→ **TRY IT**
Please output each entry in the material beneath exactly as shown.

→ **DATA**
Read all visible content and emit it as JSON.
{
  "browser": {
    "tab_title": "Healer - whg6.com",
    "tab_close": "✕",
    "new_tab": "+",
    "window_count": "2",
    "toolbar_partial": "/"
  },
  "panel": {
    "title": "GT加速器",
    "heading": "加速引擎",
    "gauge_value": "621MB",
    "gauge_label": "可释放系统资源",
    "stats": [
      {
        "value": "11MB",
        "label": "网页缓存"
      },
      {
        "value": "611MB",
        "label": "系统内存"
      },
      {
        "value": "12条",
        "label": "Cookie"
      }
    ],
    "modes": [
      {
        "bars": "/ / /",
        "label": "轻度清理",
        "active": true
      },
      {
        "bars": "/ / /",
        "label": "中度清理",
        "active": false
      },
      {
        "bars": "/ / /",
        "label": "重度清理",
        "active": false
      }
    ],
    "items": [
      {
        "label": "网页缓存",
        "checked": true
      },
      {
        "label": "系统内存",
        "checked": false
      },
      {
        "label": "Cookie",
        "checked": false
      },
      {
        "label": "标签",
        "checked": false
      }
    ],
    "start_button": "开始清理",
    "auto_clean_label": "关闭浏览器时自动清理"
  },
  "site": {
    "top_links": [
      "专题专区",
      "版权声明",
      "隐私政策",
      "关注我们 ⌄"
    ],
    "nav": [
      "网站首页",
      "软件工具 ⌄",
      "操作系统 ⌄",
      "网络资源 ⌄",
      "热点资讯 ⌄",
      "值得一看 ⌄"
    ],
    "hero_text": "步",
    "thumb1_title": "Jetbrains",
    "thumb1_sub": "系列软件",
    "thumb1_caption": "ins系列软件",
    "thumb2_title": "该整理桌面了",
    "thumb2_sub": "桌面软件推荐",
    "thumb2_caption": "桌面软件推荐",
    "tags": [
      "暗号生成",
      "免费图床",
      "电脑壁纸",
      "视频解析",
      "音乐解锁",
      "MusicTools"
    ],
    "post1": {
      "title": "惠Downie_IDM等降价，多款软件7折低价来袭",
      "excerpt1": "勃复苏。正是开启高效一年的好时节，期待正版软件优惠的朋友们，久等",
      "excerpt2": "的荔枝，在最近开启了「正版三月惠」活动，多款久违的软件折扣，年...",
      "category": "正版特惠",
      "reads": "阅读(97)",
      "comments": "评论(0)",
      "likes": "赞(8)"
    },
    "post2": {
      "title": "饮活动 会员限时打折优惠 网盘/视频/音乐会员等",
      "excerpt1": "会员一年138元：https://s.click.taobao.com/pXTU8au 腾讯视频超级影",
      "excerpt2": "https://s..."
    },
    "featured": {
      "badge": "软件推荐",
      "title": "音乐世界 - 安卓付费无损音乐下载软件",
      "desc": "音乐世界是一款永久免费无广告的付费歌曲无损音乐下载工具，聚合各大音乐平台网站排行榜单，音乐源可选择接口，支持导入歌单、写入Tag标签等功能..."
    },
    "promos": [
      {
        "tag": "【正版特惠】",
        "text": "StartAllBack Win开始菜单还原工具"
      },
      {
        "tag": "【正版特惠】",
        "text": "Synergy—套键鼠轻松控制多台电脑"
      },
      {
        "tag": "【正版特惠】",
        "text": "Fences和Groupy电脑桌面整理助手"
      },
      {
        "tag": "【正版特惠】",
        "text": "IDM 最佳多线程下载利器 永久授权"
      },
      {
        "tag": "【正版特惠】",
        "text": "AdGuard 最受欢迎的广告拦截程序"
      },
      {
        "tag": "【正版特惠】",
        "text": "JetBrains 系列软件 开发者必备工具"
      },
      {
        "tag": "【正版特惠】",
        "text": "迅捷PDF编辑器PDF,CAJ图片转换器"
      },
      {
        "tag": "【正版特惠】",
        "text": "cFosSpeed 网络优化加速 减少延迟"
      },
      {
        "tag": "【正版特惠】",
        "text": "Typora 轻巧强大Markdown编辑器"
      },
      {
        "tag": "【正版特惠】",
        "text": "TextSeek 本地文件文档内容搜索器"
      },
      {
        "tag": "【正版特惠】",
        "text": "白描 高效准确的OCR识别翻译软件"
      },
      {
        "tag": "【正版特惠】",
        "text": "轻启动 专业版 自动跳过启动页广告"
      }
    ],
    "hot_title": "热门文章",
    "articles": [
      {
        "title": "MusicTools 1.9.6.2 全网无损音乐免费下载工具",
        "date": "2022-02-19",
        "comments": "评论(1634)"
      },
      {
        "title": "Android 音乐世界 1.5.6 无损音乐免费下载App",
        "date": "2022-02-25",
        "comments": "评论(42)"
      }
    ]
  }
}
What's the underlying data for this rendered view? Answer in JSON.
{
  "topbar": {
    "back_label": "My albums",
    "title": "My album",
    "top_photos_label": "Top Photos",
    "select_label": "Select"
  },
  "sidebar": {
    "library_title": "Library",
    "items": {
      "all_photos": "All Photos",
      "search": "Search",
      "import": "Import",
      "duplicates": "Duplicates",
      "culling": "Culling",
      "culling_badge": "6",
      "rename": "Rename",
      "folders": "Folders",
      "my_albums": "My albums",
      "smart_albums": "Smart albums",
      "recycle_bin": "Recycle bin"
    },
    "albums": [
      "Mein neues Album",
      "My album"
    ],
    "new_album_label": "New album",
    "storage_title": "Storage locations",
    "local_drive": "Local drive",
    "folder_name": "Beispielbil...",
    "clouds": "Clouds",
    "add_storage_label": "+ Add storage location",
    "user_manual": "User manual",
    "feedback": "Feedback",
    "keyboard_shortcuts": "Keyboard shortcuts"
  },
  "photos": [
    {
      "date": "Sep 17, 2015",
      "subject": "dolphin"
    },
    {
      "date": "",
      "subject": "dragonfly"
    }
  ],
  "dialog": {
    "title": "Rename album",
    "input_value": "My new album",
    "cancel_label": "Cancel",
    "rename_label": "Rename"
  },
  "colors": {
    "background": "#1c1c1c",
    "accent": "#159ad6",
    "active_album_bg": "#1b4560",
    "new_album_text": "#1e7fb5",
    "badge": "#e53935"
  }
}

→ **OUTPUT BELOW**
Read all visible content and emit it as JSON.
{
  "browser": {
    "tab_title": "Healer - whg6.com",
    "tab_close": "✕",
    "new_tab": "+",
    "window_count": "2",
    "toolbar_partial": "/"
  },
  "panel": {
    "title": "GT加速器",
    "heading": "加速引擎",
    "gauge_value": "621MB",
    "gauge_label": "可释放系统资源",
    "stats": [
      {
        "value": "11MB",
        "label": "网页缓存"
      },
      {
        "value": "611MB",
        "label": "系统内存"
      },
      {
        "value": "12条",
        "label": "Cookie"
      }
    ],
    "modes": [
      {
        "bars": "/ / /",
        "label": "轻度清理",
        "active": true
      },
      {
        "bars": "/ / /",
        "label": "中度清理",
        "active": false
      },
      {
        "bars": "/ / /",
        "label": "重度清理",
        "active": false
      }
    ],
    "items": [
      {
        "label": "网页缓存",
        "checked": true
      },
      {
        "label": "系统内存",
        "checked": false
      },
      {
        "label": "Cookie",
        "checked": false
      },
      {
        "label": "标签",
        "checked": false
      }
    ],
    "start_button": "开始清理",
    "auto_clean_label": "关闭浏览器时自动清理"
  },
  "site": {
    "top_links": [
      "专题专区",
      "版权声明",
      "隐私政策",
      "关注我们 ⌄"
    ],
    "nav": [
      "网站首页",
      "软件工具 ⌄",
      "操作系统 ⌄",
      "网络资源 ⌄",
      "热点资讯 ⌄",
      "值得一看 ⌄"
    ],
    "hero_text": "步",
    "thumb1_title": "Jetbrains",
    "thumb1_sub": "系列软件",
    "thumb1_caption": "ins系列软件",
    "thumb2_title": "该整理桌面了",
    "thumb2_sub": "桌面软件推荐",
    "thumb2_caption": "桌面软件推荐",
    "tags": [
      "暗号生成",
      "免费图床",
      "电脑壁纸",
      "视频解析",
      "音乐解锁",
      "MusicTools"
    ],
    "post1": {
      "title": "惠Downie_IDM等降价，多款软件7折低价来袭",
      "excerpt1": "勃复苏。正是开启高效一年的好时节，期待正版软件优惠的朋友们，久等",
      "excerpt2": "的荔枝，在最近开启了「正版三月惠」活动，多款久违的软件折扣，年...",
      "category": "正版特惠",
      "reads": "阅读(97)",
      "comments": "评论(0)",
      "likes": "赞(8)"
    },
    "post2": {
      "title": "饮活动 会员限时打折优惠 网盘/视频/音乐会员等",
      "excerpt1": "会员一年138元：https://s.click.taobao.com/pXTU8au 腾讯视频超级影",
      "excerpt2": "https://s..."
    },
    "featured": {
      "badge": "软件推荐",
      "title": "音乐世界 - 安卓付费无损音乐下载软件",
      "desc": "音乐世界是一款永久免费无广告的付费歌曲无损音乐下载工具，聚合各大音乐平台网站排行榜单，音乐源可选择接口，支持导入歌单、写入Tag标签等功能..."
    },
    "promos": [
      {
        "tag": "【正版特惠】",
        "text": "StartAllBack Win开始菜单还原工具"
      },
      {
        "tag": "【正版特惠】",
        "text": "Synergy—套键鼠轻松控制多台电脑"
      },
      {
        "tag": "【正版特惠】",
        "text": "Fences和Groupy电脑桌面整理助手"
      },
      {
        "tag": "【正版特惠】",
        "text": "IDM 最佳多线程下载利器 永久授权"
      },
      {
        "tag": "【正版特惠】",
        "text": "AdGuard 最受欢迎的广告拦截程序"
      },
      {
        "tag": "【正版特惠】",
        "text": "JetBrains 系列软件 开发者必备工具"
      },
      {
        "tag": "【正版特惠】",
        "text": "迅捷PDF编辑器PDF,CAJ图片转换器"
      },
      {
        "tag": "【正版特惠】",
        "text": "cFosSpeed 网络优化加速 减少延迟"
      },
      {
        "tag": "【正版特惠】",
        "text": "Typora 轻巧强大Markdown编辑器"
      },
      {
        "tag": "【正版特惠】",
        "text": "TextSeek 本地文件文档内容搜索器"
      },
      {
        "tag": "【正版特惠】",
        "text": "白描 高效准确的OCR识别翻译软件"
      },
      {
        "tag": "【正版特惠】",
        "text": "轻启动 专业版 自动跳过启动页广告"
      }
    ],
    "hot_title": "热门文章",
    "articles": [
      {
        "title": "MusicTools 1.9.6.2 全网无损音乐免费下载工具",
        "date": "2022-02-19",
        "comments": "评论(1634)"
      },
      {
        "title": "Android 音乐世界 1.5.6 无损音乐免费下载App",
        "date": "2022-02-25",
        "comments": "评论(42)"
      }
    ]
  }
}
What's the underlying data for this rendered view? Answer in JSON.
{
  "topbar": {
    "back_label": "My albums",
    "title": "My album",
    "top_photos_label": "Top Photos",
    "select_label": "Select"
  },
  "sidebar": {
    "library_title": "Library",
    "items": {
      "all_photos": "All Photos",
      "search": "Search",
      "import": "Import",
      "duplicates": "Duplicates",
      "culling": "Culling",
      "culling_badge": "6",
      "rename": "Rename",
      "folders": "Folders",
      "my_albums": "My albums",
      "smart_albums": "Smart albums",
      "recycle_bin": "Recycle bin"
    },
    "albums": [
      "Mein neues Album",
      "My album"
    ],
    "new_album_label": "New album",
    "storage_title": "Storage locations",
    "local_drive": "Local drive",
    "folder_name": "Beispielbil...",
    "clouds": "Clouds",
    "add_storage_label": "+ Add storage location",
    "user_manual": "User manual",
    "feedback": "Feedback",
    "keyboard_shortcuts": "Keyboard shortcuts"
  },
  "photos": [
    {
      "date": "Sep 17, 2015",
      "subject": "dolphin"
    },
    {
      "date": "",
      "subject": "dragonfly"
    }
  ],
  "dialog": {
    "title": "Rename album",
    "input_value": "My new album",
    "cancel_label": "Cancel",
    "rename_label": "Rename"
  },
  "colors": {
    "background": "#1c1c1c",
    "accent": "#159ad6",
    "active_album_bg": "#1b4560",
    "new_album_text": "#1e7fb5",
    "badge": "#e53935"
  }
}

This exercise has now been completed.